I’m sorry that testing is complicated, folks. No wait. I’m not sorry at all. Go away if you don’t like it. I think we will be creating new ideas and labels at a good clip for years to come. Let’s do a good job of it, though, and weed out the silly ones. (For instance, no one should utter the term “boundary value analysis” ever again, unless they are talking about actual analysis, rather than the simple act of adding 1 and subtracting 1, which is a form of “analysis” any six-year old can routinely do.)
uTest: The amount of testing-related content on the web is exploding. At the same time, the Context-Driven school of Testing has never been more popular. Coincidence?
JB: I wouldn’t be surprised if CDT has never been more popular, because we produce lots of new ideas, actively weed out the ones that don’t work so well, and we share them freely. Go to any practitioner’s conference and you’ll either see the Context-Driven community frequently referenced, or else you’re at an ISTQB/ISEB Zombie Rally, (or whatever they call their dark gatherings by moonlight when they invoke whatever evil spirits and marketing consultants that help them deceive the unwary.)
Also, the Association for Software Testing has officially declared itself a Context-Driven Testing organization, and the first conference dedicated to Context-Driven Testing will be held next July in Seattle (the 2011 CAST conference, which will be run by my brother and I).
Context-Driven Testing represents the free world of testing. We’re sharper, braver, hipper, and we believe in working at our skills instead of smugly assuming that we are already skilled enough, so of course it should be popular… Except…
Except three things:
- I don’t actually know that it is more popular then it ever has been.
- If it isn’t more popular, there’s only one other possibility: that’s it in decline. That would make me sad, so I hope that’s not true.
- The second point was such a downer I can’t think what else to add to this list, but there’s probably other caveats.
uTest: The divide between hardware and software seems to be narrowing. We’re thinking specifically about the problems encountered by Apple (antenna) and Toyota (brakes). If true, how does this impact the craft of testing? Is there a role for software testers on the hardware side of things, and vice-versa?

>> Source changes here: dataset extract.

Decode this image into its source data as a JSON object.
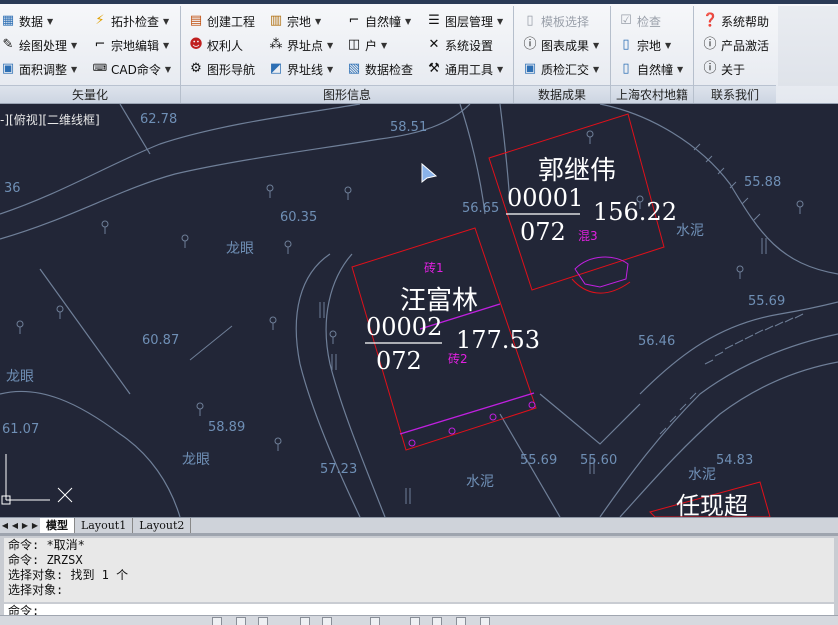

JB: Oh yes. The Way of the Tester applies to anything.
(Caution: Don’t apply it to your wife and kids, unless you like grumpy housemates.)
It’s all just rapid learning, analysis, questioning, the relentless exploration in search of order and disorder. I’m not an electrical engineer, but I had to learn about electronics for my recent project. Give or take an Ohm’s law and a phase angle or two, it’s all the same stuff. Testing is testing.
uTest: Along those same lines, serious bugs have proven to be as much a PR problem as a development problem. Any advice for companies that must deal with their bugs in the public spotlight?
JB: Yes! Come clean and stop complaining, Steve Jobs! Of course your products have problems. And once in a while they are serious. Instead of whinging about it, have your PR firm get the test manager out front and having him talk about the challenges of producing excellent products and how the best companies are distinguished by how they learn, adapt and respond, not by how they refuse to take risks or admit mistakes.
You can make people trust you not just be never making a mistake, but also be showing that you can make good on your service despite mistakes.
Editor’s note: Read part II of the interview.